One of the things that my parents did, which had a huge impact on my personal reading habits, was that they never said no to books. Like any kids, my siblings and I were constantly asking for new toys and things from our parents. While I never got that X-Men Gambit action figure, every time I asked for a book, I got it. If I saw one at the grocery store, it would go in the cart. If we took a trip to the bookstore as a family, I’d always pick out something, and it would always come home. My parents never said no when it came to books. They might ask us to only pick one at a time, but if I wanted something new to read, I was never left empty handed. Once I caught on to this fact, I was asking for and requesting books all the time. I thought I was getting the best of my parents. Why bother asking for an action figure and run the risk of getting turned down, when I could ask for the latest Star Wars novel with guaranteed results. I was reading like crazy because I liked new stuff, my parents indulged it because I was reading.
4.) Take Frequent Trips to Libraries and Bookstores
While my parents never said no to letting me have a book, they didn’t have to spend a ton of money.
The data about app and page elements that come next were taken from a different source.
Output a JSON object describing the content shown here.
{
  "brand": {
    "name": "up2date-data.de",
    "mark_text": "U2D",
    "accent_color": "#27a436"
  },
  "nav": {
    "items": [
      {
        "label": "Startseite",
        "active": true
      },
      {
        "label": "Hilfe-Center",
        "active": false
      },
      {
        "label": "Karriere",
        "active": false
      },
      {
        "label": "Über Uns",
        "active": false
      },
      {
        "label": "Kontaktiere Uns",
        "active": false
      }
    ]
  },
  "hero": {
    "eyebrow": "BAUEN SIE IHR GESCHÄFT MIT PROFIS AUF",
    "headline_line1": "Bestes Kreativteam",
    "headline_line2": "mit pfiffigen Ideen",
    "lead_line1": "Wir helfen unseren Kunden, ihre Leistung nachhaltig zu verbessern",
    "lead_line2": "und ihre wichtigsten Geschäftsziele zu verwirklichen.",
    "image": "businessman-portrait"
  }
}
We would take occasional trips to the bookstore, but I feel like we were always at the library. My siblings and I would always participate in the summer reading programs. Every time we had to do a homework or research project, my parents would take all of us to the library. There were times when we just went for the heck of it. As a kid, going to the library can be a whole lot of fun, especially when you have your own library card and can pick out all the books you can handle. It was the same thrill as shopping for brand new books, without any of the cost. The more we went, the more it just seemed like a natural part of our lives. You’d go to the library, you would pick out a bunch of books, you’d take them home, read them, and do it all over again awhile later. Again, my parents would say yes to everything. I got to know the library so well I didn’t have to look things up in the computer; I knew exactly which section had the types of books I was looking for.
Don’t forget, the Cincinnati Public Library system has so many different branches to choose from. Each of those branches offers a family adventure, and a new, safe place to explore.
5.) Find a Series
Right around the time I was in the third or fourth grade, I stumbled on “The Boxcar Children”. Those little mysteries meant the world to me. Every time I finished one, I could usually talk one of my parents into taking me back to the bookstore to find the next one. Waiting for the release date of the next volume was always a great thrill. I figured out pretty early that if I started reading a series with thirty books in it, I could essentially ask my parents to get me all of those books, provided I kept reading them. It was also nice because if I read and enjoyed book one, I had a pretty good idea of what book two would have to offer, and I‘d read and enjoy that too. Once I grew tired of Boxcar Children, I moved on to bigger and better series. During this span of time, each of my siblings had their own series of books we were dedicated to. We’d go to the store to get the next book in the series; we all had special shelves to house our collections. I remember taking great pride in my personal chapter book collection back when it was twenty six books. The recurring characters, settings, and adventures really helped hook me in a big way.
6.) Model Reading Behavior
Most importantly, If we want to turn our kids into passionate readers, we have to be able to model and demonstrate these habits ourselves. I saw an article the other day cautioning parents to think about their cell phone use habits, and the message that sends to kids. A parent, who cannot separate from their phone, is sending a message to their kid that cell phones are important and should take up a lot of time, even if that parent has a no phone policy for their kids. If you are not a big reader, teaching your kids to love books will be a difficult thing to do. While my dad was never a big reader at home, my mom read all the time. She would get her book club books in the mail, and spend chunks of her free time reading. You can’t ask your kid to sit and read, and then go into the other room and put on the television. It isn’t enough to encourage your kid to read, you have to do it to.